SALT LAKE CITY — The Utah Department of Transportation wants drivers to be aware of construction-related lane closures that are expected to lead to heavy delays in parts of Salt Lake, Davis and Utah counties.
Salt Lake City
Crews will reduce northbound I-15 to two lanes near 800 S as work continues on repairing and replacing concrete in the area. The lane closures on I-15 will be in place beginning Saturday night at 9 p.m. until Monday at 5 a.m. The on-ramp from 1300 S to northbound I-15 will also be closed. Drivers should plan for delays of 30 minutes or longer on Sunday.
“Express Lane restrictions on northbound I-15 will be suspended in this area to help traffic flow more smoothly,” a news release from UDOT said.
Bridge joint repairs will also force lane restrictions on westbound I-80 between 1300 E and State St. Westbound I-80 will be reduced to two lanes on weekends, and to a single lane seven nights a week after 9 p.m.
The bridge joint repairs are part of UDOT’s top 10 projects for 2019 and is scheduled to continue until through early fall.
North Salt Lake
The Redwood Rd. bridge over I-215 will be closed, and I-215 will be reduced to a single lane in each direction from 5 a.m. Saturday to 5 a.m. Monday. Crews will be converting the existing interchange to a “diverging diamond” interchange to improve traffic flow and reduce delays. That project is expected to be completed later in the summer.
Southbound I-15 will be reduced to one lane at the Benjamin 8000 S exit (exit 253) from Friday at 8 p.m. until Saturday at 6 a.m. Two lanes of southbound I-15 will be open from Saturday morning until Wednesday at 6 a.m. The closures will allow crews to work on bridge maintenance.
Construction schedules are weather-dependent and subject to change. Visit udottraffic.utah.gov, use the UDOT smartphone apps and follow UDOT on social media for the latest updates.
PARK CITY, Utah — Transportation executives from all over the country are meeting in Park City this week for the American Association of State Highway and Transportation Officials conference.
At the conference, officials will study the future of drone technology.
Dozens of transportation departments around the country are now using drones to save lives, time and money, and this conference is only going to help improve and expand the use of drones.
Monday at Sundial and the Canyons Resort, drones were being tested, including a hoverbike.
“They’re already built, they’re already test flying. It’s not a concept, it’s not a drawing on a computer, they’re operating,” said Jared Esselman, the Director of Aeronautics for the state of Utah.
Esselman says they’re working on infrastructure to allow the bikes to operate in our airspace, and in five to seven years, hoverbikes will be a reality.

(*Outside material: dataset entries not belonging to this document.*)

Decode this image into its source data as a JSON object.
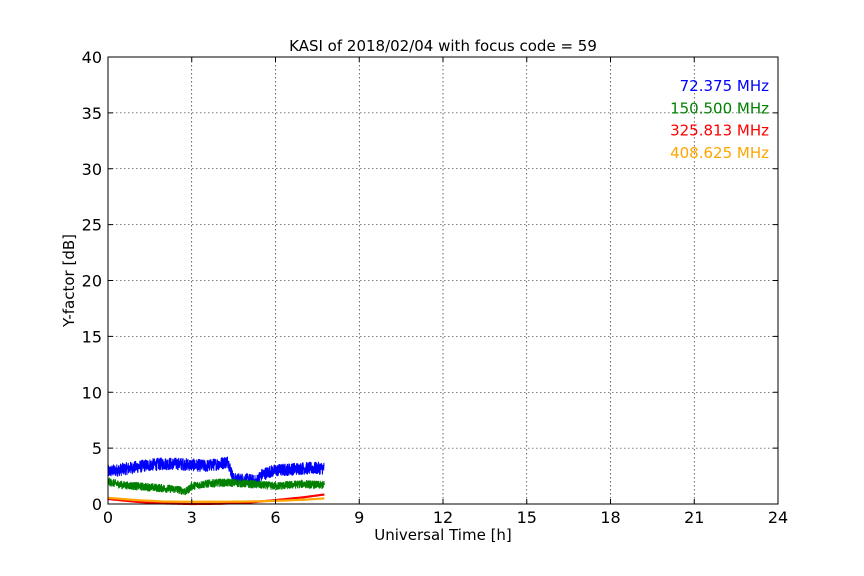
{
  "chart_data": {
    "type": "line",
    "title": "KASI of 2018/02/04 with focus code = 59",
    "xlabel": "Universal Time [h]",
    "ylabel": "Y-factor [dB]",
    "xlim": [
      0,
      24
    ],
    "ylim": [
      0,
      40
    ],
    "xticks": [
      0,
      3,
      6,
      9,
      12,
      15,
      18,
      21,
      24
    ],
    "yticks": [
      0,
      5,
      10,
      15,
      20,
      25,
      30,
      35,
      40
    ],
    "grid": true,
    "legend_position": "top-right",
    "series": [
      {
        "name": "72.375 MHz",
        "color": "#0000ff",
        "noise": 0.55,
        "x": [
          0,
          0.5,
          1,
          1.5,
          2,
          2.5,
          3,
          3.5,
          4,
          4.3,
          4.5,
          5,
          5.3,
          5.5,
          5.8,
          6,
          6.5,
          7,
          7.5,
          7.75
        ],
        "y": [
          2.9,
          3.1,
          3.3,
          3.5,
          3.6,
          3.6,
          3.5,
          3.4,
          3.6,
          3.8,
          2.2,
          2.2,
          2.0,
          2.6,
          2.9,
          3.0,
          3.1,
          3.2,
          3.2,
          3.2
        ]
      },
      {
        "name": "150.500 MHz",
        "color": "#008000",
        "noise": 0.35,
        "x": [
          0,
          0.5,
          1,
          1.5,
          2,
          2.5,
          2.8,
          3,
          3.5,
          4,
          4.5,
          5,
          5.5,
          6,
          6.5,
          7,
          7.5,
          7.75
        ],
        "y": [
          2.0,
          1.7,
          1.6,
          1.5,
          1.4,
          1.3,
          1.1,
          1.6,
          1.8,
          1.9,
          1.9,
          1.8,
          1.7,
          1.6,
          1.7,
          1.8,
          1.7,
          1.7
        ]
      },
      {
        "name": "325.813 MHz",
        "color": "#ff0000",
        "noise": 0.0,
        "x": [
          0,
          1,
          2,
          3,
          4,
          5,
          6,
          7,
          7.75
        ],
        "y": [
          0.45,
          0.2,
          0.05,
          0.0,
          0.02,
          0.12,
          0.35,
          0.6,
          0.85
        ]
      },
      {
        "name": "408.625 MHz",
        "color": "#ffa500",
        "noise": 0.0,
        "x": [
          0,
          1,
          2,
          3,
          4,
          5,
          6,
          7,
          7.75
        ],
        "y": [
          0.55,
          0.35,
          0.22,
          0.2,
          0.2,
          0.22,
          0.28,
          0.38,
          0.5
        ]
      }
    ]
  }
}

“A drone will be able to pick us up, take us to work, or to lunch, or the park, or wherever you want to go,” Esselman said.
While hoverbikes may be the coolest thing at the transportation summit, they’re not the only mode of transportation officials are studying. They’re also looking at ways to keep road crews safe during bridge inspections.
“One of those dangerous, dirty adult jobs is bridge inspections — getting underneath the bridge,” Esselman said. “Instead of having to have a crane hoist a person under a bridge, we can actually fly that with a drone. And with some of our drones, we can get very very detailed image captures of everything, down to a nut and bolt.”
Road crews can also use drones to predict landslides, help with avalanche control and clean up accidents in a timely manner.
The Utah Department of Transportation is already putting drones on their incident management trucks. This allows the drone to take pictures of a scene in 10 minutes, whereas it would normally take crews an hour to do by hand.
“It allows them to plug in coordinates to a drone, hit ‘go,’ that drone will fly a double grid pattern, and while it’s doing it they can be hands-on, on the ground, moving the accident to the side,” Esselman said.
Much of this drone technology is already in place today, but Esselman said we can expect to see so much more in the future.
The transportation summit is going on through Thursday.
EAGLE MOUNTAIN, Utah — The Utah Department of Transportation is trying to prevent drivers from collisions with wildlife by connecting the usual yellow warning signs to a new radar system.
The new signs on S.R. 73 in Eagle Mountain are equipped with radar that can detect deer and other wild animals, and the LED lights flash to alert drivers to use extra caution.
These signs are the first of their kind in the state, but depending on how they work, they could potentially be placed in other areas.
“It’s a relatively low investment, and the payoff could be great,” said John Gleason of UDOT.
The signs were placed in the area because there have been nearly 100 deer-related collisions there in the past four years.
“These type of crashes that involve wildlife can be devastating to the families and the drivers that are in their cars and it can cause people the swerve and crash,” Gleason said.
Leslie Beck, UDOT’s Saratoga Springs maintenance station supervisor, came up with the idea.
“I like to come out and look at the deer, and I don’t like to see them hit on the road,” Beck said. “To see the traveling public go through it without any problems, it’s pretty exciting for us.”